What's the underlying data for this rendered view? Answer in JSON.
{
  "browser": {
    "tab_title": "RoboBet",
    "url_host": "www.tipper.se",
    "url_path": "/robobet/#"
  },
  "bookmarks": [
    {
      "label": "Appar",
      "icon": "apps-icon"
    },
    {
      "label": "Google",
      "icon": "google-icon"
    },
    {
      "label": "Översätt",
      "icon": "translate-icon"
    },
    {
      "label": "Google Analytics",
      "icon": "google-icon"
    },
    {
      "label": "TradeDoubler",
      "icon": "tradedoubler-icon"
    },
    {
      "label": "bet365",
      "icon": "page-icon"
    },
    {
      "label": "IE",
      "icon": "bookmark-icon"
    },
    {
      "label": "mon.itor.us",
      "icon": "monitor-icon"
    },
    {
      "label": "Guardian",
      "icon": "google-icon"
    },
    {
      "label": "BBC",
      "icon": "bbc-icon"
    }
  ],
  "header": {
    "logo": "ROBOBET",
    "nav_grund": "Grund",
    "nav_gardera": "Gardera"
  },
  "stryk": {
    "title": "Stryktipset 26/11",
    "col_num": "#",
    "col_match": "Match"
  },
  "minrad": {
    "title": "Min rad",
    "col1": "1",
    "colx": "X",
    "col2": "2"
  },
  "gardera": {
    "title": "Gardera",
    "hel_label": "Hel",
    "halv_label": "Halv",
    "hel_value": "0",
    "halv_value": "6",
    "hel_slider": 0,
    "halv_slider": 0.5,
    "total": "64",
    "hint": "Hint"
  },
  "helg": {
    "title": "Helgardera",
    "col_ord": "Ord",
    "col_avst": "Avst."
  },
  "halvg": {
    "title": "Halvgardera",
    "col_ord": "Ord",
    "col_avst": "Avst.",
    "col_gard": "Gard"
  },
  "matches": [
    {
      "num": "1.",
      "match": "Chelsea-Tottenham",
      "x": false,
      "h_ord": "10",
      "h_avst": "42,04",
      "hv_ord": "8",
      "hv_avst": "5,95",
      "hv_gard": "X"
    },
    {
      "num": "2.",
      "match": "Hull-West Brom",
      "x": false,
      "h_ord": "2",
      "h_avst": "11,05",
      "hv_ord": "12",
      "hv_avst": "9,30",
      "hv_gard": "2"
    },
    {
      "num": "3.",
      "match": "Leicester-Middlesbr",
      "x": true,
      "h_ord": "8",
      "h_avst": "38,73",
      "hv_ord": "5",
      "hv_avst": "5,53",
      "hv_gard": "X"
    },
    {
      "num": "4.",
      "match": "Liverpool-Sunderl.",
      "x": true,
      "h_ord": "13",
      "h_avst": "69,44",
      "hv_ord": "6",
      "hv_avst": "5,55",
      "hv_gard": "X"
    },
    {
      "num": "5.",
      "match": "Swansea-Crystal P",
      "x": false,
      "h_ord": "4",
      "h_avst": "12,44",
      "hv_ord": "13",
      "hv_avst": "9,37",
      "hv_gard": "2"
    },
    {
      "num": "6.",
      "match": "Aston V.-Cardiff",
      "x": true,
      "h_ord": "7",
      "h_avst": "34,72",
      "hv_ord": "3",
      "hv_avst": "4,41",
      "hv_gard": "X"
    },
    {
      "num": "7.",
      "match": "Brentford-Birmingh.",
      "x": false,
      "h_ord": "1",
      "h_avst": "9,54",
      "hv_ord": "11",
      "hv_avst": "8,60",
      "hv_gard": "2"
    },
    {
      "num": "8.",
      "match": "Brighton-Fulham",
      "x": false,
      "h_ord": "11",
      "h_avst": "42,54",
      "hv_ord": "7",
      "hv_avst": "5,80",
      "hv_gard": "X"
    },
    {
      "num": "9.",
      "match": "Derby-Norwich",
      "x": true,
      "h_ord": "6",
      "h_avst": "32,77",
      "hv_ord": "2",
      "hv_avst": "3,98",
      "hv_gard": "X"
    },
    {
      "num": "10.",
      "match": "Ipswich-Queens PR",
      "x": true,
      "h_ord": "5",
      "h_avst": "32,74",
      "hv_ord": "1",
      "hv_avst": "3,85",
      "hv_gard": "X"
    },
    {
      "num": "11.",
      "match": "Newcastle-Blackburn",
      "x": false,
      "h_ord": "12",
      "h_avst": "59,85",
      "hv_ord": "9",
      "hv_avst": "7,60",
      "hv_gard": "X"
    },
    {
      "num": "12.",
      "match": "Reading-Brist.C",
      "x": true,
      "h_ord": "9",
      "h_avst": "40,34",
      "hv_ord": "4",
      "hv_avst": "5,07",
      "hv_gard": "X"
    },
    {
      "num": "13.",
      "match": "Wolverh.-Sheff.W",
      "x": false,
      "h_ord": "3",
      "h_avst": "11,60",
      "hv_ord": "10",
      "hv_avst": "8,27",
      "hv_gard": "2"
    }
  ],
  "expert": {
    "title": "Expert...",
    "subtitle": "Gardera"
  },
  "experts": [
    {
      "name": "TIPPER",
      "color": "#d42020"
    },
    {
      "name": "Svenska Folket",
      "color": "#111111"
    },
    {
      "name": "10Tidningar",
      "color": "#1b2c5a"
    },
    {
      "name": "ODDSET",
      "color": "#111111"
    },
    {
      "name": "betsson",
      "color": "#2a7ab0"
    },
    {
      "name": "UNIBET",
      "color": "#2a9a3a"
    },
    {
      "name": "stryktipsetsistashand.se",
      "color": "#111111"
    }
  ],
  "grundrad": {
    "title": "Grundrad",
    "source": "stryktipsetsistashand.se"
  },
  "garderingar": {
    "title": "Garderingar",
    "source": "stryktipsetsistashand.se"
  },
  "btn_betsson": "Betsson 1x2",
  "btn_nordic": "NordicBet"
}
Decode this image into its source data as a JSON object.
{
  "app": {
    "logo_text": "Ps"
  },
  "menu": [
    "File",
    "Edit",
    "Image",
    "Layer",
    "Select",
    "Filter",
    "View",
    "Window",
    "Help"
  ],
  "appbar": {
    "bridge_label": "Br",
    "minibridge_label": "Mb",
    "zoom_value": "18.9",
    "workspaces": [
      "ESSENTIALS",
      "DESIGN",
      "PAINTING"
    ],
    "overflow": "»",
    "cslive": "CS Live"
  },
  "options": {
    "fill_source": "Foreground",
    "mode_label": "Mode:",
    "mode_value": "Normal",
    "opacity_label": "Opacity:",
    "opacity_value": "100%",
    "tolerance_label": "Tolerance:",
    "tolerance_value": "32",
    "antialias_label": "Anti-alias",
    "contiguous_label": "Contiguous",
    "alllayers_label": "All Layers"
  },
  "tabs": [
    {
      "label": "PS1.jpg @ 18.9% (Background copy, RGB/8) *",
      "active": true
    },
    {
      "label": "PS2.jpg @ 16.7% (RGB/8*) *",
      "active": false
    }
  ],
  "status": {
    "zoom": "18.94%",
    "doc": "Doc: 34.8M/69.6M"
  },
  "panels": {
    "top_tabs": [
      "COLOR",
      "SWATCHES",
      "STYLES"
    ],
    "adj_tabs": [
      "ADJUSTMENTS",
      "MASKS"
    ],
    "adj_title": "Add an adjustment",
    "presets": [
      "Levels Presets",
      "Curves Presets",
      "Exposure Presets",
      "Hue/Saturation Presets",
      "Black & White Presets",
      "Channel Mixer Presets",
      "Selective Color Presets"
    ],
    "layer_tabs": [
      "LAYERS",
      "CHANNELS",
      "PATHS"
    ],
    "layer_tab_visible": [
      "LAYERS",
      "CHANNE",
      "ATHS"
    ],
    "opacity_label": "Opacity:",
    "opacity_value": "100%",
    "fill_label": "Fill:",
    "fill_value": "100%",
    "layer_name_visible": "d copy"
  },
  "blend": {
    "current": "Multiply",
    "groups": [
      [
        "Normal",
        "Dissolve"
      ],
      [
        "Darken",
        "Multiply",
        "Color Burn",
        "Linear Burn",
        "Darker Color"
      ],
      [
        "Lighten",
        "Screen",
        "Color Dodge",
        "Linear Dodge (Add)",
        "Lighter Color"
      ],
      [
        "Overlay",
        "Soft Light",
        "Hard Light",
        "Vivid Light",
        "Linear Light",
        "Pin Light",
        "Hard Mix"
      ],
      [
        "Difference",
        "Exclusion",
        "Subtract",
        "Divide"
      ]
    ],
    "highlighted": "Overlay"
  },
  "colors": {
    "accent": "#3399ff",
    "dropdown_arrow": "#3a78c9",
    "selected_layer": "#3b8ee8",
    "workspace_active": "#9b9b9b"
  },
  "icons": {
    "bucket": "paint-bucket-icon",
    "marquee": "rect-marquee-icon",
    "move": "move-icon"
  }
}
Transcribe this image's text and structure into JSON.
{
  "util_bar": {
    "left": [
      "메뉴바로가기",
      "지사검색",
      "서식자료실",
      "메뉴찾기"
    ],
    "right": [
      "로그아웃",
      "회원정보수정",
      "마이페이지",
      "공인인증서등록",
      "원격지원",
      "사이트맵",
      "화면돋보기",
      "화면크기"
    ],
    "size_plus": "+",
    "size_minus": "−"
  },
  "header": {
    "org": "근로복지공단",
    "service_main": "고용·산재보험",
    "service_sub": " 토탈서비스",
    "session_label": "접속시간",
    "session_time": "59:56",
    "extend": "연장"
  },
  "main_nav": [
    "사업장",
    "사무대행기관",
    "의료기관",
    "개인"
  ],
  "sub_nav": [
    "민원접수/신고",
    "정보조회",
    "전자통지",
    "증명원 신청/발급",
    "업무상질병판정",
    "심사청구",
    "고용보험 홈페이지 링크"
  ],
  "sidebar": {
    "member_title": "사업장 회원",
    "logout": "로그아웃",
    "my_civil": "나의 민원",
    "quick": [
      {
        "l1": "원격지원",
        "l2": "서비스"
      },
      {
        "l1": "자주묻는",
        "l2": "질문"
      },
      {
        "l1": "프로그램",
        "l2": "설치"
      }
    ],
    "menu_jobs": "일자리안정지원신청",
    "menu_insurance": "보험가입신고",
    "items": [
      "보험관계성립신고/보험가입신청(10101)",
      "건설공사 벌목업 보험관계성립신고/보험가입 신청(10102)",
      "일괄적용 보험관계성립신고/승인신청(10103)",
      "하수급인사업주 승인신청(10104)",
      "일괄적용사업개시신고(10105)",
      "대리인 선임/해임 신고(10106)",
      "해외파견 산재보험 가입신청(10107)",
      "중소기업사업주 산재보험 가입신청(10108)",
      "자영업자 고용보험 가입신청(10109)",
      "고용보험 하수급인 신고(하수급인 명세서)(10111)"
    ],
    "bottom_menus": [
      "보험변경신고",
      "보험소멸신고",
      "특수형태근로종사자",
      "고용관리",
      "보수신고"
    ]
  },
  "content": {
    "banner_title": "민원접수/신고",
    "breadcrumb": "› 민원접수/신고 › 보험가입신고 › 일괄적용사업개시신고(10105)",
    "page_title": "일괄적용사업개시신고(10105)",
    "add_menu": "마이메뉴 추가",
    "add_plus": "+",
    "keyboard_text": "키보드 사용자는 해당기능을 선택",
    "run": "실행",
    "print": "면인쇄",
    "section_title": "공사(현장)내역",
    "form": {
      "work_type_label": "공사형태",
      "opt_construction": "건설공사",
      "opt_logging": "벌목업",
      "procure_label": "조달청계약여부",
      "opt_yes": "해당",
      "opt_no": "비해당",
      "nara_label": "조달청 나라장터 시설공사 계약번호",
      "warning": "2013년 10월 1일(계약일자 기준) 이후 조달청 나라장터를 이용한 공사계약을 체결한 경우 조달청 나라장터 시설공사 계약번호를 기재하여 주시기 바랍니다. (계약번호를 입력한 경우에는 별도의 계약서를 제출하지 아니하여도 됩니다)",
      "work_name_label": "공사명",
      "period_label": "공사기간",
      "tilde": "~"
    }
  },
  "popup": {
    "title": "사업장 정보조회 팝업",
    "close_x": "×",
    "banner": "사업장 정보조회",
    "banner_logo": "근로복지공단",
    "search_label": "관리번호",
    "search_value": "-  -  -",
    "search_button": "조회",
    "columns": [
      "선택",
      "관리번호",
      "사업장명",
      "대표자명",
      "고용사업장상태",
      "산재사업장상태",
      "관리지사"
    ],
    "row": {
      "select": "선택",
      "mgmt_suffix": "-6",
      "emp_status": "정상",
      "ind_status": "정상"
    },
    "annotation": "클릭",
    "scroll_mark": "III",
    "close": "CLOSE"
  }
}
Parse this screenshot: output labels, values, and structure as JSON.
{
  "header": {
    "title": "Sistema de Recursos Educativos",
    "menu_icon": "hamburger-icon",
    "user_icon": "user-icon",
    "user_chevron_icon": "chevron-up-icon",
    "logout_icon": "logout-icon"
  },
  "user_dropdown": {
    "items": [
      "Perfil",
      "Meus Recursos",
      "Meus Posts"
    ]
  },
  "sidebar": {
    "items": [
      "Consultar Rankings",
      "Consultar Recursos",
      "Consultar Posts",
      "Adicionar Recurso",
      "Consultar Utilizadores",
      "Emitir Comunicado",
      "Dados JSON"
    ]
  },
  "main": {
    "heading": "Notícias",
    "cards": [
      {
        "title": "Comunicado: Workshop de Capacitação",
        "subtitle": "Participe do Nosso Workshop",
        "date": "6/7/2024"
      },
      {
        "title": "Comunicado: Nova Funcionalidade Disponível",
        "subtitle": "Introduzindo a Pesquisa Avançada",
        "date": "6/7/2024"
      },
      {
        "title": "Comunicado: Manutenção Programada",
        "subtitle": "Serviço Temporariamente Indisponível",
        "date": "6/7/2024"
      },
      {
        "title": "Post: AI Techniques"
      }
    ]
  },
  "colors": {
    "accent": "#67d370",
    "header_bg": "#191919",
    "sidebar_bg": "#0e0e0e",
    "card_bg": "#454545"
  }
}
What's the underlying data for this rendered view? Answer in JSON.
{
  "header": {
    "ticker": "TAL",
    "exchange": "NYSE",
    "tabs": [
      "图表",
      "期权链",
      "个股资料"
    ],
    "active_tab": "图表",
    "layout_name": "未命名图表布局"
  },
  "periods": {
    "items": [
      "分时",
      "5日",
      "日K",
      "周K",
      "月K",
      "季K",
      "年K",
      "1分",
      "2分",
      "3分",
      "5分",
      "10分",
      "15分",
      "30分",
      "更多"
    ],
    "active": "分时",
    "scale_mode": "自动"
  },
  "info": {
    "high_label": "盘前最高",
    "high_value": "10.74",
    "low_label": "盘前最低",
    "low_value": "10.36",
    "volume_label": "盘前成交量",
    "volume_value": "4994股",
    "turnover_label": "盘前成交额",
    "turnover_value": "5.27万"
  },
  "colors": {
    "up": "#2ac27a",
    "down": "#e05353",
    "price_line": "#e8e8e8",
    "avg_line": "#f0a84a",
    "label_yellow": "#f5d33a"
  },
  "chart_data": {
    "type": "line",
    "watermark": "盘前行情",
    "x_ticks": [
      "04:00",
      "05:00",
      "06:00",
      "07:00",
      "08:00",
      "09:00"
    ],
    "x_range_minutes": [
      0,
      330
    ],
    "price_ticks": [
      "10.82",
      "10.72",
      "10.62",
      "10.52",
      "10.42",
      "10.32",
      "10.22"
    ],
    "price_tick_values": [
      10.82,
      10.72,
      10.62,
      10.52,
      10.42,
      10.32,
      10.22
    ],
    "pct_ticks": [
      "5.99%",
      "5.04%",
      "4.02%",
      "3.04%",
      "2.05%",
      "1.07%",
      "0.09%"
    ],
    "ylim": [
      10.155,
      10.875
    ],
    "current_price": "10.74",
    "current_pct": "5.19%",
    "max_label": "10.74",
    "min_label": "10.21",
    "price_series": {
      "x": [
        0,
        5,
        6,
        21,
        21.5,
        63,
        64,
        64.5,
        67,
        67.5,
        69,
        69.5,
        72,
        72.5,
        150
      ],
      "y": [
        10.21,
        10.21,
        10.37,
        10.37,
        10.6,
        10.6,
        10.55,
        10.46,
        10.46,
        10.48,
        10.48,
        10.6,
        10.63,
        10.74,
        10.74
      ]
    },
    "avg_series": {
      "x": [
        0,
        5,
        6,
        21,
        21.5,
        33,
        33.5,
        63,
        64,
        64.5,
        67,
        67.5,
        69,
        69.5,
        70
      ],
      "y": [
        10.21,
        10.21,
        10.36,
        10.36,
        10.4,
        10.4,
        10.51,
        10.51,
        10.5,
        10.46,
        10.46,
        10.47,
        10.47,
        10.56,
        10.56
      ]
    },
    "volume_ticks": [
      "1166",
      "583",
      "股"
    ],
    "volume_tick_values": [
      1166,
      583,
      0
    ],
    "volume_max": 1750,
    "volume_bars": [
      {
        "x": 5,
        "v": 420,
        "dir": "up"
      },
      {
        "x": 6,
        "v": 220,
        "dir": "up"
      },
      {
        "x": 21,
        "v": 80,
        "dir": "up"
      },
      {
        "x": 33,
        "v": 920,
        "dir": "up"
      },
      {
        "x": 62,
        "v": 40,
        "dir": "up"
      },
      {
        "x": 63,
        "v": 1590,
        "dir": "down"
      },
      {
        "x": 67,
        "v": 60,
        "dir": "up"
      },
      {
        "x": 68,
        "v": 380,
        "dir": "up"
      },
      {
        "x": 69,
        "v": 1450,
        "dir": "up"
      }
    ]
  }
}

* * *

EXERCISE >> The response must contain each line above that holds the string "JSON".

FINISHED EXERCISE >>
What's the underlying data for this rendered view? Answer in JSON.
Decode this image into its source data as a JSON object.
Transcribe this image's text and structure into JSON.
Parse this screenshot: output labels, values, and structure as JSON.
      "Dados JSON"
What's the underlying data for this rendered view? Answer in JSON.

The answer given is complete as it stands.